The European Union has said it will review its ties with Iran in September amid increasing concern about the country's nuclear programme.
The declaration in effect sets a deadline for Iran to co-operate with United Nations nuclear inspectors or risk losing the promise of closer economic ties with Europe.
Earlier the Israeli Foreign Minister Silvan Shalom, on a visit to Brussels, described Iran's nuclear programme as a threat to the stability of the entire world.
Israel believes Iran is using an atomic energy programme as cover
Like the United States, Israel is convinced that Iran is using an atomic energy programme as cover to allow it secretly to develop nuclear weapons.
The EU has been more circumspect, but insists Iran should remove all doubt by allowing full-scale inspections by the International Atomic Energy Agency.
In a statement, EU foreign ministers said there was increasing concern about Iran's nuclear ambitions.

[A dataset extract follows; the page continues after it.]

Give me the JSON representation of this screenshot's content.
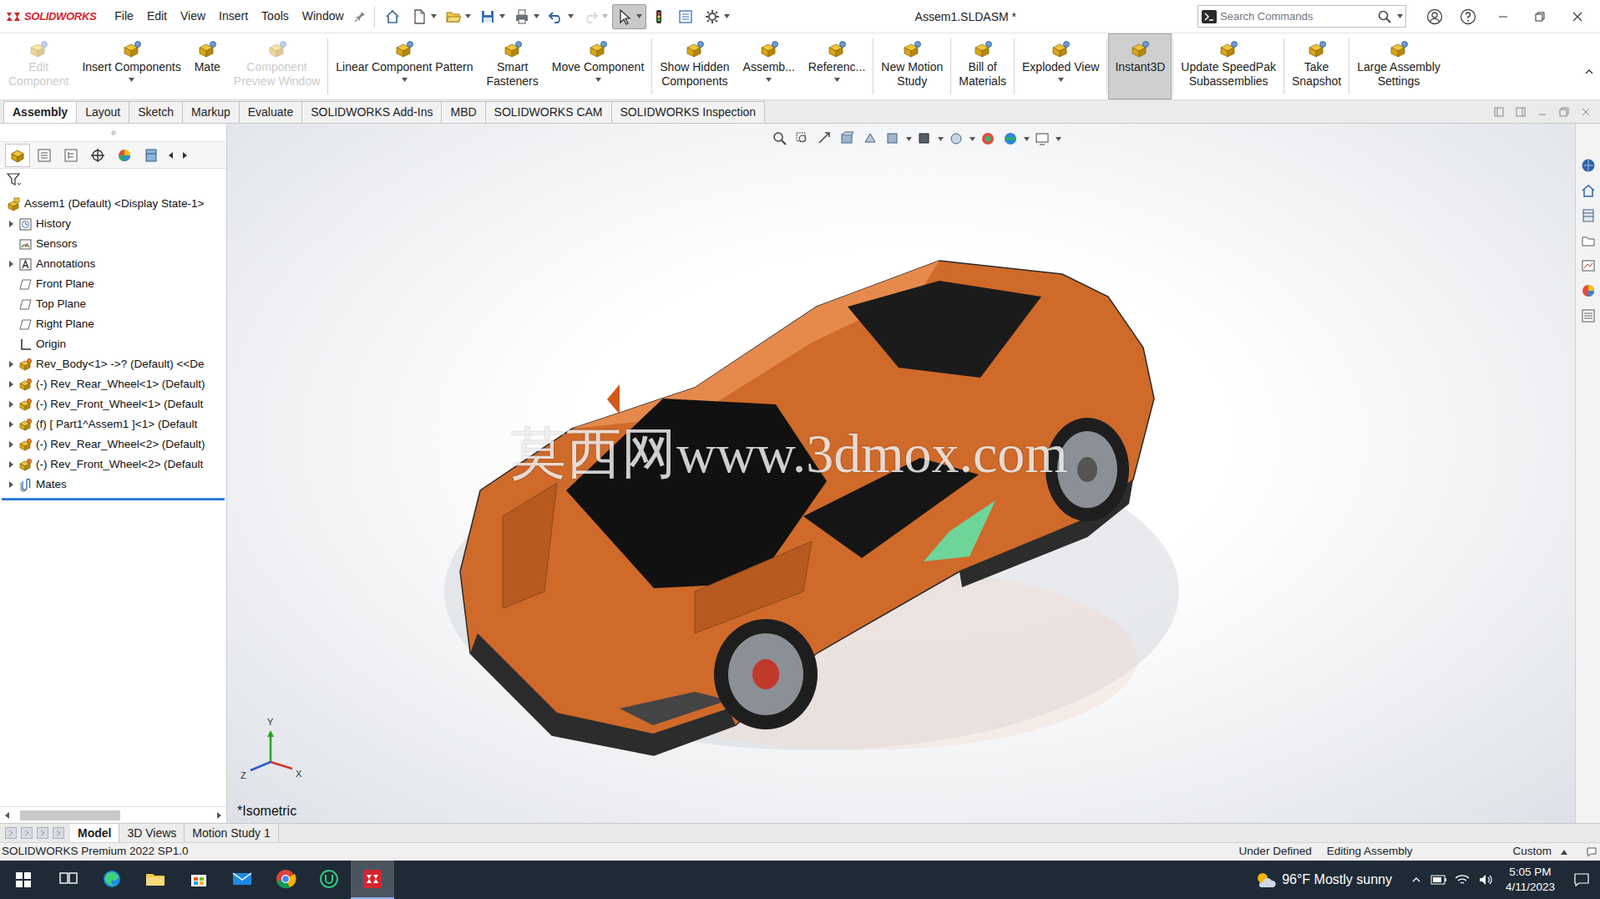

They warned that Iran's hopes of closer economic relations with Europe depended on it co-operating to prevent the spread of weapons of mass destruction.
Iran, however, insists its nuclear programme is purely civilian. But it is now under intense pressure to convince the EU that is indeed the case.
In its statement, the EU said a promised trade and co-operation agreement was dependent on Iran's attitude to four key issues: nuclear proliferation, human rights, terrorism and the Middle East peace process.
The Israeli foreign minister used his visit to Brussels to urge the EU to take a tougher line with Tehran.
He expressed fears that a new long-range Iranian missile could reach Europe and parts of southern Russia as well as Israel.